TASK DESCRIPTION: Starting at the first line, copy the data below through to the end, exactly.

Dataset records
● ● ● ● ●

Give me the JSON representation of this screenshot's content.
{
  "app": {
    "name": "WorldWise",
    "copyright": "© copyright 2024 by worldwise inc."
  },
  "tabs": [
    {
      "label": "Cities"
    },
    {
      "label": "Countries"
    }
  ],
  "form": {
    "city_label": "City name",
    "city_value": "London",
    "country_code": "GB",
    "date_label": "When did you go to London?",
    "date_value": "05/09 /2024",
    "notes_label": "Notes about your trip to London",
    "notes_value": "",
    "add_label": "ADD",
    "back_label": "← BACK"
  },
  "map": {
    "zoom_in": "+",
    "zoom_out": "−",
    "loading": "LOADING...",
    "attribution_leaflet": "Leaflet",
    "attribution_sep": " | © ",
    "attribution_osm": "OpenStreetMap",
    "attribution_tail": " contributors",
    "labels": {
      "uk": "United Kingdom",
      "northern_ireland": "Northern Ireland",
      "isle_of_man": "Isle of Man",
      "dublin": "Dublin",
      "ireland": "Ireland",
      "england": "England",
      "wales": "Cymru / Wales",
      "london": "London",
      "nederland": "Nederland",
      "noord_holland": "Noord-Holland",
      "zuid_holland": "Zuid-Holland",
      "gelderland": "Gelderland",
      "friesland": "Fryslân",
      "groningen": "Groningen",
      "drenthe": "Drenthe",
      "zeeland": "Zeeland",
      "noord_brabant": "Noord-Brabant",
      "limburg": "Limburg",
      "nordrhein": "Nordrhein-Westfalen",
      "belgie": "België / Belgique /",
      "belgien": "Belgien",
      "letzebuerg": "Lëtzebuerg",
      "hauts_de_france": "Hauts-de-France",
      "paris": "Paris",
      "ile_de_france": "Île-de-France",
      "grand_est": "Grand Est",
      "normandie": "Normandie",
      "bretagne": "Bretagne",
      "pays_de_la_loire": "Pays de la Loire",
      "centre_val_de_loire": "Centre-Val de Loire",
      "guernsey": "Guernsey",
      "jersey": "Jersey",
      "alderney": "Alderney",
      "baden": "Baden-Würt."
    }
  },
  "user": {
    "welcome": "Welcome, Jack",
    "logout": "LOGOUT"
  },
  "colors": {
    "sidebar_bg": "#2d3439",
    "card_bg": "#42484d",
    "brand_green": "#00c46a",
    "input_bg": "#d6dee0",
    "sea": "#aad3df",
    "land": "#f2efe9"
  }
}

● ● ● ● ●

RESPONSE TO THE EXERCISE:
Give me the JSON representation of this screenshot's content.
{
  "app": {
    "name": "WorldWise",
    "copyright": "© copyright 2024 by worldwise inc."
  },
  "tabs": [
    {
      "label": "Cities"
    },
    {
      "label": "Countries"
    }
  ],
  "form": {
    "city_label": "City name",
    "city_value": "London",
    "country_code": "GB",
    "date_label": "When did you go to London?",
    "date_value": "05/09 /2024",
    "notes_label": "Notes about your trip to London",
    "notes_value": "",
    "add_label": "ADD",
    "back_label": "← BACK"
  },
  "map": {
    "zoom_in": "+",
    "zoom_out": "−",
    "loading": "LOADING...",
    "attribution_leaflet": "Leaflet",
    "attribution_sep": " | © ",
    "attribution_osm": "OpenStreetMap",
    "attribution_tail": " contributors",
    "labels": {
      "uk": "United Kingdom",
      "northern_ireland": "Northern Ireland",
      "isle_of_man": "Isle of Man",
      "dublin": "Dublin",
      "ireland": "Ireland",
      "england": "England",
      "wales": "Cymru / Wales",
      "london": "London",
      "nederland": "Nederland",
      "noord_holland": "Noord-Holland",
      "zuid_holland": "Zuid-Holland",
      "gelderland": "Gelderland",
      "friesland": "Fryslân",
      "groningen": "Groningen",
      "drenthe": "Drenthe",
      "zeeland": "Zeeland",
      "noord_brabant": "Noord-Brabant",
      "limburg": "Limburg",
      "nordrhein": "Nordrhein-Westfalen",
      "belgie": "België / Belgique /",
      "belgien": "Belgien",
      "letzebuerg": "Lëtzebuerg",
      "hauts_de_france": "Hauts-de-France",
      "paris": "Paris",
      "ile_de_france": "Île-de-France",
      "grand_est": "Grand Est",
      "normandie": "Normandie",
      "bretagne": "Bretagne",
      "pays_de_la_loire": "Pays de la Loire",
      "centre_val_de_loire": "Centre-Val de Loire",
      "guernsey": "Guernsey",
      "jersey": "Jersey",
      "alderney": "Alderney",
      "baden": "Baden-Würt."
    }
  },
  "user": {
    "welcome": "Welcome, Jack",
    "logout": "LOGOUT"
  },
  "colors": {
    "sidebar_bg": "#2d3439",
    "card_bg": "#42484d",
    "brand_green": "#00c46a",
    "input_bg": "#d6dee0",
    "sea": "#aad3df",
    "land": "#f2efe9"
  }
}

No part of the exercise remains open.